Guido Westerwelle, Germany’s former foreign minister and first openly gay leader of a mainstream political party, has died aged 54, just months after presenting ‘Between Two Lives’, the book he had written on battling leukaemia.
Point of view
A sensitive and thoughtful person. A man who kept his word when he gave it
Westerwelle led German diplomacy from 2009-2013, when his business-friendly Free Democrats (FDP) were in government with Chancellor Angela Merkel’s conservatives.
He became party leader in 2001 and also went on to serve as German Vice Chancellor after the FDP’s best ever election result in 2009 when it won nearly 15 percent of the vote.
In March 2011, Westerwelle came under fire for siding with China and Russia and abstaining in a vote in the United Nations Security Council authorising a no-fly zone over Libya, a mission that later led to the toppling of dictator Muammar Gaddafi.
His decision looks better with hindsight, given the turmoil that has swept Libya since Gaddafi’s fall.
But at the time, Westerwelle was criticised for ignoring decades of German policy in breaking with Western allies like the United States, Britain and France.
Later that year, following heavy losses in regional elections, Westerwelle was forced to give up the leadership of the FDP.
In 2013 the party failed for the first time in the post-war era to make it into the German parliament.
Paying tribute to his predecessor, current German Foreign Minister Frank-Walter Steinmeier hailed Westerwelle as a ‘true patriot’.
German Chancellor Angela Merkel described Westerwelle as one of the best speakers the Bundestag lower house of parliament had ever heard.

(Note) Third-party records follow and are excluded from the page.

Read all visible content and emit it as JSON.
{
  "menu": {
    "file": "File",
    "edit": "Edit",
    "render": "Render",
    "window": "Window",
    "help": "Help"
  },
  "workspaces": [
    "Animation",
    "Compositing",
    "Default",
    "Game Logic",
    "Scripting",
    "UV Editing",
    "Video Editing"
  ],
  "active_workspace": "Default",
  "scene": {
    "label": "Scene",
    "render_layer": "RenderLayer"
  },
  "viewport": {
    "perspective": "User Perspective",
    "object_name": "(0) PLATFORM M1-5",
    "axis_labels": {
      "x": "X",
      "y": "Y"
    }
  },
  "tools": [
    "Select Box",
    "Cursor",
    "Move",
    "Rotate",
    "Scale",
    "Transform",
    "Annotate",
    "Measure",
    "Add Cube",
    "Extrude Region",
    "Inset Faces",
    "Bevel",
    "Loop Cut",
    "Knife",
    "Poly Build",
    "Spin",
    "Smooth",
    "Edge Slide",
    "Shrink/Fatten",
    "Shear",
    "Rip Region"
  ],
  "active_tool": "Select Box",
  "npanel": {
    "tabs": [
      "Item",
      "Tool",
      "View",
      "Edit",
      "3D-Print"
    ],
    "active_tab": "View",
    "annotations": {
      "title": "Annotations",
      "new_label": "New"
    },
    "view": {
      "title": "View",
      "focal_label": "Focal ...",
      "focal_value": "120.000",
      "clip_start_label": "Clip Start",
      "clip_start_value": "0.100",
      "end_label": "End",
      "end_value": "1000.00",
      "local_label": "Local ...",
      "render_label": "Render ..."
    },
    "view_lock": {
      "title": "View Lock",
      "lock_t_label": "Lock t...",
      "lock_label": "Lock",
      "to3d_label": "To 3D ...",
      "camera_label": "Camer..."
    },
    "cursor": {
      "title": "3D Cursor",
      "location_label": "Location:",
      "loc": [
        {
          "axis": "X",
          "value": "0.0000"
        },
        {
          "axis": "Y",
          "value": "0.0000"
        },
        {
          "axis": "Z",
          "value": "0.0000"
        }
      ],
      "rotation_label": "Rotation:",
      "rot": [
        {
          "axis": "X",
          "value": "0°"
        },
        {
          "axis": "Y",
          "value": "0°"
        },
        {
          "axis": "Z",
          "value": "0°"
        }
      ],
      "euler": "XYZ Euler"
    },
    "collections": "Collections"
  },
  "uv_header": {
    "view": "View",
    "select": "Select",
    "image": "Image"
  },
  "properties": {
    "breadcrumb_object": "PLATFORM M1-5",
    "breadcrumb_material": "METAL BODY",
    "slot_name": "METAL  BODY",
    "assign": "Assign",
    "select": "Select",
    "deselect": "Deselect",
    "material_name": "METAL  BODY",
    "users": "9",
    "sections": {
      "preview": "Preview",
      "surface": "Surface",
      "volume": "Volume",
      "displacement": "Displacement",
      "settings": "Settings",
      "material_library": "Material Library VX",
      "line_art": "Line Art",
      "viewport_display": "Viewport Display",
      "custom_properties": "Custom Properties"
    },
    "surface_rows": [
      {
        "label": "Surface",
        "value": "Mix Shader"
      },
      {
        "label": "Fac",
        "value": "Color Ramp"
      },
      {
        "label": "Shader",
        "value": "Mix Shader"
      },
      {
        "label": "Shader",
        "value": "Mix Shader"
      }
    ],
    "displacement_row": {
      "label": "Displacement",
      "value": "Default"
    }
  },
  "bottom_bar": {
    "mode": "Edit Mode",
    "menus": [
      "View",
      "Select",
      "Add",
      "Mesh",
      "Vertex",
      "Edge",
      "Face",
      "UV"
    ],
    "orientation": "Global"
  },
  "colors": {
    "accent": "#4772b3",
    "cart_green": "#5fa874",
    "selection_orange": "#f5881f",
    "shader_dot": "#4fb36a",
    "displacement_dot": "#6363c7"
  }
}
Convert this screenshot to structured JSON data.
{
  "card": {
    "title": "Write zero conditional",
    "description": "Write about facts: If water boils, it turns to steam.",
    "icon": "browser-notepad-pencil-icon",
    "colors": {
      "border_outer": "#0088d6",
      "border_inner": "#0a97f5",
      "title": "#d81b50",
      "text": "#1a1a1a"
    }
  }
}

“I found him to be a sensitive and thoughtful person. A man who kept his word when he gave it,” she said in Brussels.